Which lines in the records below contain the word "false"? Copy each of them.

_MATERIAL SUPPLIED_
◆ ◆ ◆ ◆ ◆
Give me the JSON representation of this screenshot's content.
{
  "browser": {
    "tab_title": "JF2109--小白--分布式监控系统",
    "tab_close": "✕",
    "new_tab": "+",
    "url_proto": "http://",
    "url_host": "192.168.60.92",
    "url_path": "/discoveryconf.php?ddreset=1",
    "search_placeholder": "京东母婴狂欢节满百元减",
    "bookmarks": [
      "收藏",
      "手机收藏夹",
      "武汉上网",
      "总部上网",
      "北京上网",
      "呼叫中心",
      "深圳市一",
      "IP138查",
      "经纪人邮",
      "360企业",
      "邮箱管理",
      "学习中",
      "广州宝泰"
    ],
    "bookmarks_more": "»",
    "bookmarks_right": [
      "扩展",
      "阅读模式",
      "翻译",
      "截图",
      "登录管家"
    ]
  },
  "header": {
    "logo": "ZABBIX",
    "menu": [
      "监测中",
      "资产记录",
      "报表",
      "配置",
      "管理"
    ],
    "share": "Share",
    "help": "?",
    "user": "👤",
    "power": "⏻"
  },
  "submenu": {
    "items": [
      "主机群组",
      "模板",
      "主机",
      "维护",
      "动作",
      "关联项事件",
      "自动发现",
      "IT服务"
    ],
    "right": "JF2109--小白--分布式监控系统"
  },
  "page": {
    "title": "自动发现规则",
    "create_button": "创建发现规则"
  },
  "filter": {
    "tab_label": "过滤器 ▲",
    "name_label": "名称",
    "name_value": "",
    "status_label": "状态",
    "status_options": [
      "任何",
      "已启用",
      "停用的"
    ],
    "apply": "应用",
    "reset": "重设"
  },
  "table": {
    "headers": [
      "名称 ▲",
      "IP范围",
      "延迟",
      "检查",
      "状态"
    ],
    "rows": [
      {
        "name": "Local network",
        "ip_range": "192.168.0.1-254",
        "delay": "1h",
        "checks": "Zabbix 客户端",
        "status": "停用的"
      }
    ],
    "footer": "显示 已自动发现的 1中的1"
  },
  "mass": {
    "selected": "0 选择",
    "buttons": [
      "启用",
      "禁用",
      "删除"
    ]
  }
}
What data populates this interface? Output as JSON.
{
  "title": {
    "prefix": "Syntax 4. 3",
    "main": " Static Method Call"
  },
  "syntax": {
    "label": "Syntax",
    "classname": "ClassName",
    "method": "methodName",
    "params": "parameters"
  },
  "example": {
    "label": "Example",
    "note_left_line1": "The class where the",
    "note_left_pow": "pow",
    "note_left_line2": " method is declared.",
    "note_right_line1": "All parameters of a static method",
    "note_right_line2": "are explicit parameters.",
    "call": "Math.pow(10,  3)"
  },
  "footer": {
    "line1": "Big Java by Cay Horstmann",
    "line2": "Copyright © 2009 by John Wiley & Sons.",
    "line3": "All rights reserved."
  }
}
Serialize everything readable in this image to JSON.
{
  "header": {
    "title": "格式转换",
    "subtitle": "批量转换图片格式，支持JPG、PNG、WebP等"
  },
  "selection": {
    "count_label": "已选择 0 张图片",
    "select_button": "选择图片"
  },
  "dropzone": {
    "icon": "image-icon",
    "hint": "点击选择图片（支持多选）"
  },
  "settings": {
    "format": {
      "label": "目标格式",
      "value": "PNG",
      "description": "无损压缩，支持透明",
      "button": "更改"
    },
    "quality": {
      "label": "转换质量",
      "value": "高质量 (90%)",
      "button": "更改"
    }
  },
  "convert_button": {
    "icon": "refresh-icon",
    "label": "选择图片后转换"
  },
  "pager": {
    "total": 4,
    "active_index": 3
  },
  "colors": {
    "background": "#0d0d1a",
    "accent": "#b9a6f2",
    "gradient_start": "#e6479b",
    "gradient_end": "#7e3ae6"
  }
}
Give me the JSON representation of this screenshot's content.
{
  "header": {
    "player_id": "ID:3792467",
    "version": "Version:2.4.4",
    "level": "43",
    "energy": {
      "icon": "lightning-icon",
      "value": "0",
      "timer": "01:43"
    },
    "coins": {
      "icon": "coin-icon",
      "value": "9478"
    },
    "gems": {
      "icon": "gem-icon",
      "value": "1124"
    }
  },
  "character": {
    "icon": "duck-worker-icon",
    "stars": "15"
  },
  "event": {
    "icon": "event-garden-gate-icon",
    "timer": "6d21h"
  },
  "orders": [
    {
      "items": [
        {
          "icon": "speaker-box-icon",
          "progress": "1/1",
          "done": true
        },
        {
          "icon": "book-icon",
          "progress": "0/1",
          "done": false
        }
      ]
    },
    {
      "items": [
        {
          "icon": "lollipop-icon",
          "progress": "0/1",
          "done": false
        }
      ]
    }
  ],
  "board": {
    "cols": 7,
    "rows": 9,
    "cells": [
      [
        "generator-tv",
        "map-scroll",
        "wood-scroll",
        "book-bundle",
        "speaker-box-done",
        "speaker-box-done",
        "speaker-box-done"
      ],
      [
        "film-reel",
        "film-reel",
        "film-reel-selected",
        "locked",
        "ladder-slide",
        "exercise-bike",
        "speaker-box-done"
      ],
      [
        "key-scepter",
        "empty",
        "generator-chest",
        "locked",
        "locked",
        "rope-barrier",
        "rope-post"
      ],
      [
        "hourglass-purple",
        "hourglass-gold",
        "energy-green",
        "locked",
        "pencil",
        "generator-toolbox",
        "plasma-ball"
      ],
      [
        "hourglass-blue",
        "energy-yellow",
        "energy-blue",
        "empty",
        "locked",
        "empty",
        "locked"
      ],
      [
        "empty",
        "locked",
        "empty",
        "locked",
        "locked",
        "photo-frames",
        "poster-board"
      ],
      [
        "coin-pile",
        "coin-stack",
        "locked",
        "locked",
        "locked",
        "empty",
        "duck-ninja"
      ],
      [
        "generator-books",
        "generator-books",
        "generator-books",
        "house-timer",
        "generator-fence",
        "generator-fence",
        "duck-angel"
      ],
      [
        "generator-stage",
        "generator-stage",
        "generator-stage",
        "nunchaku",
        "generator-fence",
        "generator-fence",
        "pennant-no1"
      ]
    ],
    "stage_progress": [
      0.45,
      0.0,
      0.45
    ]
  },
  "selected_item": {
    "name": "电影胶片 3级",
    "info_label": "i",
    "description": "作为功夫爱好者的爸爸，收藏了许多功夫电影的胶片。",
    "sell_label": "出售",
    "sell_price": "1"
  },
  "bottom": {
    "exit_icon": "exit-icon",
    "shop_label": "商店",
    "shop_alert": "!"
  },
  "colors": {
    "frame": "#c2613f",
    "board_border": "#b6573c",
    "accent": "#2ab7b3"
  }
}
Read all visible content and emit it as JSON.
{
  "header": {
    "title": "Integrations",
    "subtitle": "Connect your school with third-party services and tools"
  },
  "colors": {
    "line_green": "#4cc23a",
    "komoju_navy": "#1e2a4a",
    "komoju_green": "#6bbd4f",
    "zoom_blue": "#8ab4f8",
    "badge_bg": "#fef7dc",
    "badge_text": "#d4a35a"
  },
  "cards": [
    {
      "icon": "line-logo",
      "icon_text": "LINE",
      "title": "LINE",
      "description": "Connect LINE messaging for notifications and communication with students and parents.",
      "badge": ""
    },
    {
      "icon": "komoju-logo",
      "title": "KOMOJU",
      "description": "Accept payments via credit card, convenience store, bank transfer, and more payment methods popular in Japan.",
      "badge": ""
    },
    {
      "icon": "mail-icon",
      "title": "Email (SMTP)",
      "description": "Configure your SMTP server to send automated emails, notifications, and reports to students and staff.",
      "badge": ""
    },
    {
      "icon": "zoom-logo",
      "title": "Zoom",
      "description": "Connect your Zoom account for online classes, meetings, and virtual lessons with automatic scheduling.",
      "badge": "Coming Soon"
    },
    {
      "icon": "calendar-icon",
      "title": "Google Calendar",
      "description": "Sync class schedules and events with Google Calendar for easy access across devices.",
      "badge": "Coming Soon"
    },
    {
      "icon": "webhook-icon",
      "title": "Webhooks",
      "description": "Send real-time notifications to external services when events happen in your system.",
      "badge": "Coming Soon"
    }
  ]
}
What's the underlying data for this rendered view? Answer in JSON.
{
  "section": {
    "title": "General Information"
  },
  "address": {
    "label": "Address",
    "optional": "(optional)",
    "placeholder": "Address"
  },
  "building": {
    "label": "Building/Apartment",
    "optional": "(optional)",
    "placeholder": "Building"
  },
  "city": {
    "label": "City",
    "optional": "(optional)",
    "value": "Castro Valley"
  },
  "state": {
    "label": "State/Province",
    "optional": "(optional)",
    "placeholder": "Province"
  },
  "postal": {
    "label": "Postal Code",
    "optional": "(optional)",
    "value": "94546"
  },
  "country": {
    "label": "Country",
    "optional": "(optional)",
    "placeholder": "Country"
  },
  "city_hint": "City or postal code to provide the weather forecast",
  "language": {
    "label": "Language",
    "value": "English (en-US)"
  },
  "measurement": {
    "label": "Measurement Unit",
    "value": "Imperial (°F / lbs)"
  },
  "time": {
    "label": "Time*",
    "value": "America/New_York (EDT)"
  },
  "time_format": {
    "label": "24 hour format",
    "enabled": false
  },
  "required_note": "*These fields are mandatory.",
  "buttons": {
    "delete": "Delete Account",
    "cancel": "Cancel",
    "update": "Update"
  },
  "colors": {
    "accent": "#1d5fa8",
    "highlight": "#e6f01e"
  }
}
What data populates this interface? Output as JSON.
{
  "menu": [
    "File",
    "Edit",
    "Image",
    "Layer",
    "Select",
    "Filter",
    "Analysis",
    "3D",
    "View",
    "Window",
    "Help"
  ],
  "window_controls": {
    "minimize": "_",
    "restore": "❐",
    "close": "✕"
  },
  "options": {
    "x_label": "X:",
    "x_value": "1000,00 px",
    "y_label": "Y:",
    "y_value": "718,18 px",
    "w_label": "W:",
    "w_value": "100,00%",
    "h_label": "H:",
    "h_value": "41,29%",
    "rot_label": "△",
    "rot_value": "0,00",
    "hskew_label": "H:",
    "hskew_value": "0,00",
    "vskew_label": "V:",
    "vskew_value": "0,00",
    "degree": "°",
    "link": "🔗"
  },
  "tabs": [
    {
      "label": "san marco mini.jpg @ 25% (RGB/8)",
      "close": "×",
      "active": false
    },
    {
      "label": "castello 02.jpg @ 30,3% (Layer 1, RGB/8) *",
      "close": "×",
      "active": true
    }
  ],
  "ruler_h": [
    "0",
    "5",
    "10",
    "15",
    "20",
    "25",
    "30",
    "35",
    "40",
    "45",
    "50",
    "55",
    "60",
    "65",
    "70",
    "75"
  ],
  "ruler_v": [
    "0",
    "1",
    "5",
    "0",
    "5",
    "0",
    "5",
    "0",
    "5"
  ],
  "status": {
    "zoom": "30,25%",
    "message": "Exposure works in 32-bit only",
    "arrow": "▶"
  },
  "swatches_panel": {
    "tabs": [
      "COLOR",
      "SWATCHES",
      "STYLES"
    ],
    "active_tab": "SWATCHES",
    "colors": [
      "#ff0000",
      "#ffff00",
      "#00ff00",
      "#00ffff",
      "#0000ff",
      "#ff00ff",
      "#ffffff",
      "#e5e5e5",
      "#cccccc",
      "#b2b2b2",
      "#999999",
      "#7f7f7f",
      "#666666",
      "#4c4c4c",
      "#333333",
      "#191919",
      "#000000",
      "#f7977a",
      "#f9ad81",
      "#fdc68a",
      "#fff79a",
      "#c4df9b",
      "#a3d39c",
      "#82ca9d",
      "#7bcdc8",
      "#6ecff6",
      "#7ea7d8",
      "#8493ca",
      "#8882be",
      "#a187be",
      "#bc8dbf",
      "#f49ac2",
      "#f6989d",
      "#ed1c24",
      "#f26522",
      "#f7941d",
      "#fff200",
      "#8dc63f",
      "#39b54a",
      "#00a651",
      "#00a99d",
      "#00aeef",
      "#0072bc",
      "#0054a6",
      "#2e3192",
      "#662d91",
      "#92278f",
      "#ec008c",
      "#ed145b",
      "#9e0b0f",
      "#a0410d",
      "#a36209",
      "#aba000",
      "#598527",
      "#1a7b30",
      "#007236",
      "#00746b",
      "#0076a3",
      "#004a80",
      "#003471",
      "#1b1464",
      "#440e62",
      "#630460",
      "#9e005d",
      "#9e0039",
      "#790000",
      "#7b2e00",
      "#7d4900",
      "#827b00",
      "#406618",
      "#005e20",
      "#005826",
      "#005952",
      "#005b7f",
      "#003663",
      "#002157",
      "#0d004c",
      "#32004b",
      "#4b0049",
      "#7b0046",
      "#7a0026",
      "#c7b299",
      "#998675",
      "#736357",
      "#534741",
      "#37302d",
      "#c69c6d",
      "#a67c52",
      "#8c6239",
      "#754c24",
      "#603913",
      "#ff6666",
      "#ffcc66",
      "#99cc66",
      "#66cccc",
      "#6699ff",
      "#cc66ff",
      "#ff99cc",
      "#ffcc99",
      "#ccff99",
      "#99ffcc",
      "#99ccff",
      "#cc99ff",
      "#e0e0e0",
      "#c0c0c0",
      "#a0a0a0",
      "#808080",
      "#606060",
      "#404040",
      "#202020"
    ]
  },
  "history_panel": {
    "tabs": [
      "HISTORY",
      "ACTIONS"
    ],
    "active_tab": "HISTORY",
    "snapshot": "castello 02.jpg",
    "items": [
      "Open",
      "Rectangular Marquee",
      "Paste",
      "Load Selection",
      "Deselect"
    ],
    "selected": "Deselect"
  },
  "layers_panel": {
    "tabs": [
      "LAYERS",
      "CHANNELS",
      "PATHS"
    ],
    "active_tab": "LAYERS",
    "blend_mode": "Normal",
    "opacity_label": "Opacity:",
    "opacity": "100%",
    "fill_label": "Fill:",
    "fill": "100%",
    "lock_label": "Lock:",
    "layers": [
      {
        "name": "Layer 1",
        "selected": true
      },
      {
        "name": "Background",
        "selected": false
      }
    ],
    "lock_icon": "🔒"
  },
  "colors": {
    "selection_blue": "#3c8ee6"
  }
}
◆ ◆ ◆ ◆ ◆
_REPLY_
          "done": false
          "done": false
    "enabled": false
      "active": false
        "selected": false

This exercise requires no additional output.